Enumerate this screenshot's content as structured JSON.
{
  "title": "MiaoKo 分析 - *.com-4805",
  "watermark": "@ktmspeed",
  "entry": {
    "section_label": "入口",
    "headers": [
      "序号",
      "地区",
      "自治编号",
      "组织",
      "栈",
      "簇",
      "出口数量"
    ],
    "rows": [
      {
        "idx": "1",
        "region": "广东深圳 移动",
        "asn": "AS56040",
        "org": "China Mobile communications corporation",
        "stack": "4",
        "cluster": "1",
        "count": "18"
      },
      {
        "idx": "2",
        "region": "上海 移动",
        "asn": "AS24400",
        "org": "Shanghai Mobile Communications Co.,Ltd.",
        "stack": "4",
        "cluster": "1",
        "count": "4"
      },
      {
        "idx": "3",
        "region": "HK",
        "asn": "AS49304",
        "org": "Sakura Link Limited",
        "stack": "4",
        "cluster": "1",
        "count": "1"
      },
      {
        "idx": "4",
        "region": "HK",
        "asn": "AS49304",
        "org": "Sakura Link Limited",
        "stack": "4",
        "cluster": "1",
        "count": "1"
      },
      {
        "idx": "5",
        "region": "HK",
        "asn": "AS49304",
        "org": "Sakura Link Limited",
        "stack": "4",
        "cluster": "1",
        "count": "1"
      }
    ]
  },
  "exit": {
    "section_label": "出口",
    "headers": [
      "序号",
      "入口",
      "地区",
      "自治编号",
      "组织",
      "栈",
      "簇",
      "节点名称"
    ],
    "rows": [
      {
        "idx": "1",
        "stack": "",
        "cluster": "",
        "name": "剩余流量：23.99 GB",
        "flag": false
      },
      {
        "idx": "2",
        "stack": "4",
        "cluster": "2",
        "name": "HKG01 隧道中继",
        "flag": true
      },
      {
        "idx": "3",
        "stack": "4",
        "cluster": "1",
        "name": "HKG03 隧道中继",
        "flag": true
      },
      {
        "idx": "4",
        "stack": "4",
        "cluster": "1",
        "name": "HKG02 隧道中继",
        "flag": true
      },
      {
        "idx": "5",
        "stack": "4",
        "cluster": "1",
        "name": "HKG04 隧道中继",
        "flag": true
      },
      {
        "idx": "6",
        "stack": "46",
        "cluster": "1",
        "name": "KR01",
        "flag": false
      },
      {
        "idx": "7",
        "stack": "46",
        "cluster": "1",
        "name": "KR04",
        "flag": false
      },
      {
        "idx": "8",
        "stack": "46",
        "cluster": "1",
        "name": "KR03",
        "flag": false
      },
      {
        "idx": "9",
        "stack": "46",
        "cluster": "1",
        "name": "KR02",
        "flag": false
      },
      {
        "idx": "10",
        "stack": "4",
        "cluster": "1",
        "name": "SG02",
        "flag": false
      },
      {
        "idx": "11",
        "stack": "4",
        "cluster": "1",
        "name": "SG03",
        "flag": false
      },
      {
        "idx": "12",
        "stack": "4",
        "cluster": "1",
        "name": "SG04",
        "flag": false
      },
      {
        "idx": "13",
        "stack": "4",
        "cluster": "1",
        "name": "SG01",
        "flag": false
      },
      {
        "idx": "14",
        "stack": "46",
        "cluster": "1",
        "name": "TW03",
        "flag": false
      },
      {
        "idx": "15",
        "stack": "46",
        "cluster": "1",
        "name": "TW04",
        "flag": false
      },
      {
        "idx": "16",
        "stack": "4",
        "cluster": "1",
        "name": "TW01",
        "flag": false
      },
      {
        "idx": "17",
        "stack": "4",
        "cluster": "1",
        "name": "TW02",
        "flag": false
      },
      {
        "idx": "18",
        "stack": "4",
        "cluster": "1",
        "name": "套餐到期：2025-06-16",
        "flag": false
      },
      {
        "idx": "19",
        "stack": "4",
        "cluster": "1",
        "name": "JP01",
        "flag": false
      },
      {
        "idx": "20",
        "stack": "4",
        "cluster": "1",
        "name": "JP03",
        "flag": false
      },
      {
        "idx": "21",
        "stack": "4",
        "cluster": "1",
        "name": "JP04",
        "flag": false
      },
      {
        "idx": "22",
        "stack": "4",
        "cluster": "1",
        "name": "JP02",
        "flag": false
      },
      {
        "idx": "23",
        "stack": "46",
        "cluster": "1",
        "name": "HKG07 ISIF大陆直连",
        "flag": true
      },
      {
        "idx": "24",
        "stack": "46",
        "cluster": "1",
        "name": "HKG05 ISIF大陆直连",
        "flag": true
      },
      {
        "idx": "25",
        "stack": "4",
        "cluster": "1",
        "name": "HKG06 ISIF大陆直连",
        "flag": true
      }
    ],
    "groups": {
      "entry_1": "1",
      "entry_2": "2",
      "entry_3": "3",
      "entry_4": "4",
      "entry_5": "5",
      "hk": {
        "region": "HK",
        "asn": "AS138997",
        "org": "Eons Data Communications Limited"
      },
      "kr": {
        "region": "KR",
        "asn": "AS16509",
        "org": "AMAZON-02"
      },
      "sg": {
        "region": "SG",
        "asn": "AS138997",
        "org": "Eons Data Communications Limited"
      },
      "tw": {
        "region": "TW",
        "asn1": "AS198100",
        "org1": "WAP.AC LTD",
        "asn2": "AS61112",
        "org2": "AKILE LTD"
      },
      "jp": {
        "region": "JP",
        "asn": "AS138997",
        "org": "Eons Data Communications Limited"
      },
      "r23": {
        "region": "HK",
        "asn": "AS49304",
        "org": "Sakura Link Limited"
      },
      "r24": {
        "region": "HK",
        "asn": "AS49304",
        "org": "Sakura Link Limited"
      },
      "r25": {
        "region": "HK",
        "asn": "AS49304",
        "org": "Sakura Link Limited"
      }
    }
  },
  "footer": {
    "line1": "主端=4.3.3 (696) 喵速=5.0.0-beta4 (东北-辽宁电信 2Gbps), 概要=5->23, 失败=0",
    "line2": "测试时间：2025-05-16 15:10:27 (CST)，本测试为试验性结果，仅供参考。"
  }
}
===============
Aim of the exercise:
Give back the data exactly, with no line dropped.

The answer:
Enumerate this screenshot's content as structured JSON.
{
  "title": "MiaoKo 分析 - *.com-4805",
  "watermark": "@ktmspeed",
  "entry": {
    "section_label": "入口",
    "headers": [
      "序号",
      "地区",
      "自治编号",
      "组织",
      "栈",
      "簇",
      "出口数量"
    ],
    "rows": [
      {
        "idx": "1",
        "region": "广东深圳 移动",
        "asn": "AS56040",
        "org": "China Mobile communications corporation",
        "stack": "4",
        "cluster": "1",
        "count": "18"
      },
      {
        "idx": "2",
        "region": "上海 移动",
        "asn": "AS24400",
        "org": "Shanghai Mobile Communications Co.,Ltd.",
        "stack": "4",
        "cluster": "1",
        "count": "4"
      },
      {
        "idx": "3",
        "region": "HK",
        "asn": "AS49304",
        "org": "Sakura Link Limited",
        "stack": "4",
        "cluster": "1",
        "count": "1"
      },
      {
        "idx": "4",
        "region": "HK",
        "asn": "AS49304",
        "org": "Sakura Link Limited",
        "stack": "4",
        "cluster": "1",
        "count": "1"
      },
      {
        "idx": "5",
        "region": "HK",
        "asn": "AS49304",
        "org": "Sakura Link Limited",
        "stack": "4",
        "cluster": "1",
        "count": "1"
      }
    ]
  },
  "exit": {
    "section_label": "出口",
    "headers": [
      "序号",
      "入口",
      "地区",
      "自治编号",
      "组织",
      "栈",
      "簇",
      "节点名称"
    ],
    "rows": [
      {
        "idx": "1",
        "stack": "",
        "cluster": "",
        "name": "剩余流量：23.99 GB",
        "flag": false
      },
      {
        "idx": "2",
        "stack": "4",
        "cluster": "2",
        "name": "HKG01 隧道中继",
        "flag": true
      },
      {
        "idx": "3",
        "stack": "4",
        "cluster": "1",
        "name": "HKG03 隧道中继",
        "flag": true
      },
      {
        "idx": "4",
        "stack": "4",
        "cluster": "1",
        "name": "HKG02 隧道中继",
        "flag": true
      },
      {
        "idx": "5",
        "stack": "4",
        "cluster": "1",
        "name": "HKG04 隧道中继",
        "flag": true
      },
      {
        "idx": "6",
        "stack": "46",
        "cluster": "1",
        "name": "KR01",
        "flag": false
      },
      {
        "idx": "7",
        "stack": "46",
        "cluster": "1",
        "name": "KR04",
        "flag": false
      },
      {
        "idx": "8",
        "stack": "46",
        "cluster": "1",
        "name": "KR03",
        "flag": false
      },
      {
        "idx": "9",
        "stack": "46",
        "cluster": "1",
        "name": "KR02",
        "flag": false
      },
      {
        "idx": "10",
        "stack": "4",
        "cluster": "1",
        "name": "SG02",
        "flag": false
      },
      {
        "idx": "11",
        "stack": "4",
        "cluster": "1",
        "name": "SG03",
        "flag": false
      },
      {
        "idx": "12",
        "stack": "4",
        "cluster": "1",
        "name": "SG04",
        "flag": false
      },
      {
        "idx": "13",
        "stack": "4",
        "cluster": "1",
        "name": "SG01",
        "flag": false
      },
      {
        "idx": "14",
        "stack": "46",
        "cluster": "1",
        "name": "TW03",
        "flag": false
      },
      {
        "idx": "15",
        "stack": "46",
        "cluster": "1",
        "name": "TW04",
        "flag": false
      },
      {
        "idx": "16",
        "stack": "4",
        "cluster": "1",
        "name": "TW01",
        "flag": false
      },
      {
        "idx": "17",
        "stack": "4",
        "cluster": "1",
        "name": "TW02",
        "flag": false
      },
      {
        "idx": "18",
        "stack": "4",
        "cluster": "1",
        "name": "套餐到期：2025-06-16",
        "flag": false
      },
      {
        "idx": "19",
        "stack": "4",
        "cluster": "1",
        "name": "JP01",
        "flag": false
      },
      {
        "idx": "20",
        "stack": "4",
        "cluster": "1",
        "name": "JP03",
        "flag": false
      },
      {
        "idx": "21",
        "stack": "4",
        "cluster": "1",
        "name": "JP04",
        "flag": false
      },
      {
        "idx": "22",
        "stack": "4",
        "cluster": "1",
        "name": "JP02",
        "flag": false
      },
      {
        "idx": "23",
        "stack": "46",
        "cluster": "1",
        "name": "HKG07 ISIF大陆直连",
        "flag": true
      },
      {
        "idx": "24",
        "stack": "46",
        "cluster": "1",
        "name": "HKG05 ISIF大陆直连",
        "flag": true
      },
      {
        "idx": "25",
        "stack": "4",
        "cluster": "1",
        "name": "HKG06 ISIF大陆直连",
        "flag": true
      }
    ],
    "groups": {
      "entry_1": "1",
      "entry_2": "2",
      "entry_3": "3",
      "entry_4": "4",
      "entry_5": "5",
      "hk": {
        "region": "HK",
        "asn": "AS138997",
        "org": "Eons Data Communications Limited"
      },
      "kr": {
        "region": "KR",
        "asn": "AS16509",
        "org": "AMAZON-02"
      },
      "sg": {
        "region": "SG",
        "asn": "AS138997",
        "org": "Eons Data Communications Limited"
      },
      "tw": {
        "region": "TW",
        "asn1": "AS198100",
        "org1": "WAP.AC LTD",
        "asn2": "AS61112",
        "org2": "AKILE LTD"
      },
      "jp": {
        "region": "JP",
        "asn": "AS138997",
        "org": "Eons Data Communications Limited"
      },
      "r23": {
        "region": "HK",
        "asn": "AS49304",
        "org": "Sakura Link Limited"
      },
      "r24": {
        "region": "HK",
        "asn": "AS49304",
        "org": "Sakura Link Limited"
      },
      "r25": {
        "region": "HK",
        "asn": "AS49304",
        "org": "Sakura Link Limited"
      }
    }
  },
  "footer": {
    "line1": "主端=4.3.3 (696) 喵速=5.0.0-beta4 (东北-辽宁电信 2Gbps), 概要=5->23, 失败=0",
    "line2": "测试时间：2025-05-16 15:10:27 (CST)，本测试为试验性结果，仅供参考。"
  }
}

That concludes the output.